I was having a lovely discussion with a lovely coworker at lunch about an issue that is fairly polarizing. (Never talk politics and religion?)
It really was a lovely discussion — and in the end we agreed to disagree. And that’s fine. Because in the end, at least we understand where the other comes from. And that’s the thing: we all come from different places. We all have different world views shaped by different families and thought processes — and if we ever want to figure out what is objectively the right thing to do, then we first need to listen.
And he listened to me – and even said an, “I can see that…” a time or two. And I listened to him, and said an, “I get where you’re coming from…” a time or two. What it came down to was a fundamental world view difference — and that’s a hard thing to debate, and so we didn’t. But we did listen.

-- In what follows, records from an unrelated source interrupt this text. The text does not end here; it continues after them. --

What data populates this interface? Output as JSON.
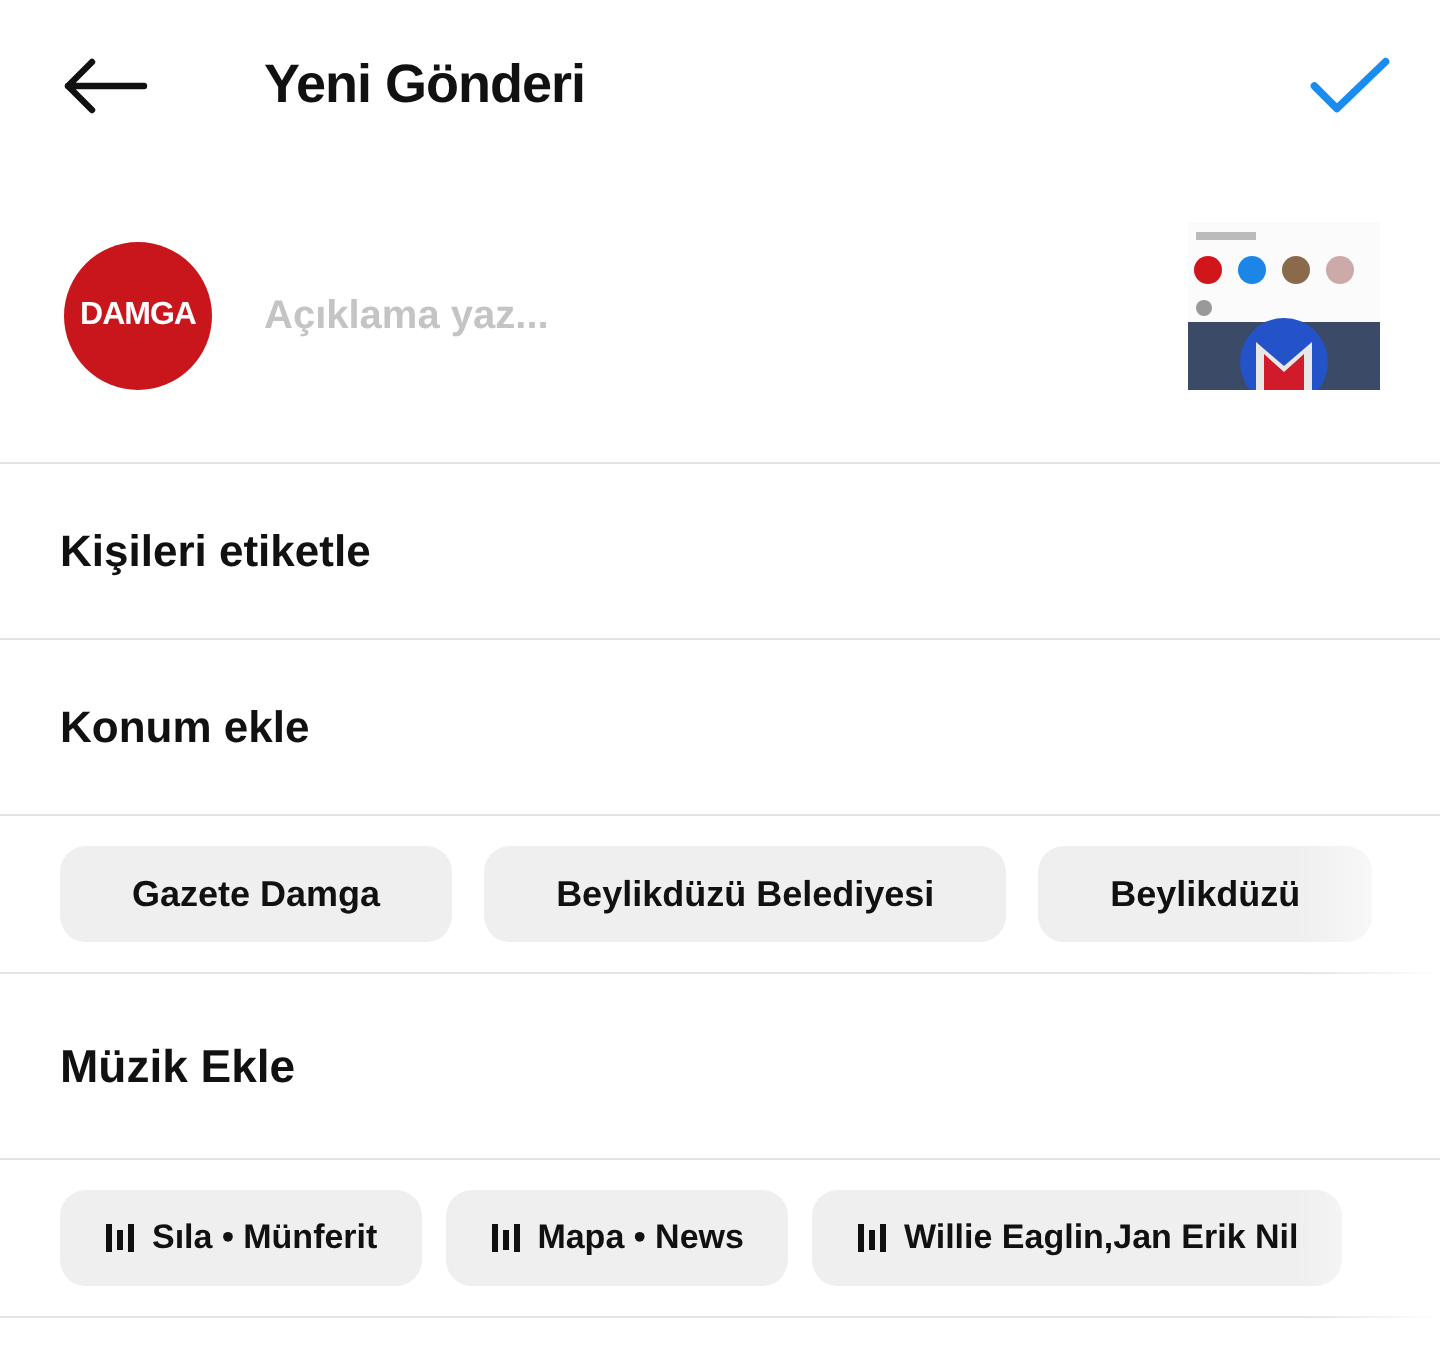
{
  "header": {
    "title": "Yeni Gönderi"
  },
  "caption": {
    "avatar_text": "DAMGA",
    "placeholder": "Açıklama yaz..."
  },
  "options": [
    {
      "label": "Kişileri etiketle"
    },
    {
      "label": "Konum ekle"
    }
  ],
  "location_suggestions": [
    "Gazete Damga",
    "Beylikdüzü Belediyesi",
    "Beylikdüzü"
  ],
  "music": {
    "label": "Müzik Ekle"
  },
  "music_suggestions": [
    "Sıla • Münferit",
    "Mapa • News",
    "Willie Eaglin,Jan Erik Nil"
  ]
}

And that’s where politics really frustrates me. As a not-very-political person (though we should all be aware), I watch these talking-head shows with my husband and I’m like, “How in the world am I supposed to know who to believe? They’re not even listening to each other. This isn’t a discussion — it’s two monologues muttering practiced sound bites.”
Sure, I know there are a lot of ways to understand a core issue and to know whom to trust, etc — but in a world of 2-second sound bites, where is the art of arguing? Where is the dance of debate? Where is the: “I listen when you talk. Then I digest. Then I provide a thoughtful response based on something you said.” RATHER than: “I wait for you to stop talking so I can start talking. And what did you say, anyway?”
But the art of arguing first starts with the practice of listening — and the willingness to really want to learn from the other person. And who really wants to do that when we already know that we’re right.
After doing a bit of research on the subject, I stumbled on some political commentary for wannabe presidents on CNN.com with the headline: 10 rules for winning a debate.
(Note: not one of them was about listening. But thus is the crux of “debating.” It becomes only about winning.)
Perhaps the most-telling of the political landscape was number #2:
2. 20 questions, 20 answers, one message. This is not “Jeopardy,” where you’re at the mercy of the topics Alex Trebek (or in this case, Jim Lehrer, Gwen Ifill, Tom Brokaw and Charlie Gibson) select. There is really only one question in an election: Why should we vote for you and not the other candidate?
Your answer to that question — your basic message — should be marbled throughout your substantive answer on everything from Waziristan to Social Security.
John McCain’s basic message, it seems to me, is, “I’m experienced, Obama’s too risky.” Barack Obama’s, on other hand, is, “I’m for change, McCain is more of the same.”
Each answer to each question should be a variation on that theme. A good debater introduces or ends lots of answers with “That’s another example of why we need change… (or experience, or whatever it is he or she is running on) …”
And it’s true. To “win” a televised debate is to answer each question with the variation of your campaign slogan. And I guess that’s why it’s so… political. And why it’s so hard for the large percentage of American people who don’t spend all that much time researching every little issue and every little candidate — and who instead, go with what’s most popular with the people around them.
When I want to understand an issue, I love watching two, educated, rationale people debate both sides of it. Because – if it accomplishes what it should – it usually pushes us all a bit closer to the truth.
And isn’t the pursuit of truth something we can all agree on?
“Be calm in arguing; for fierceness makes error a fault, and truth discourtesy.” – George Herbert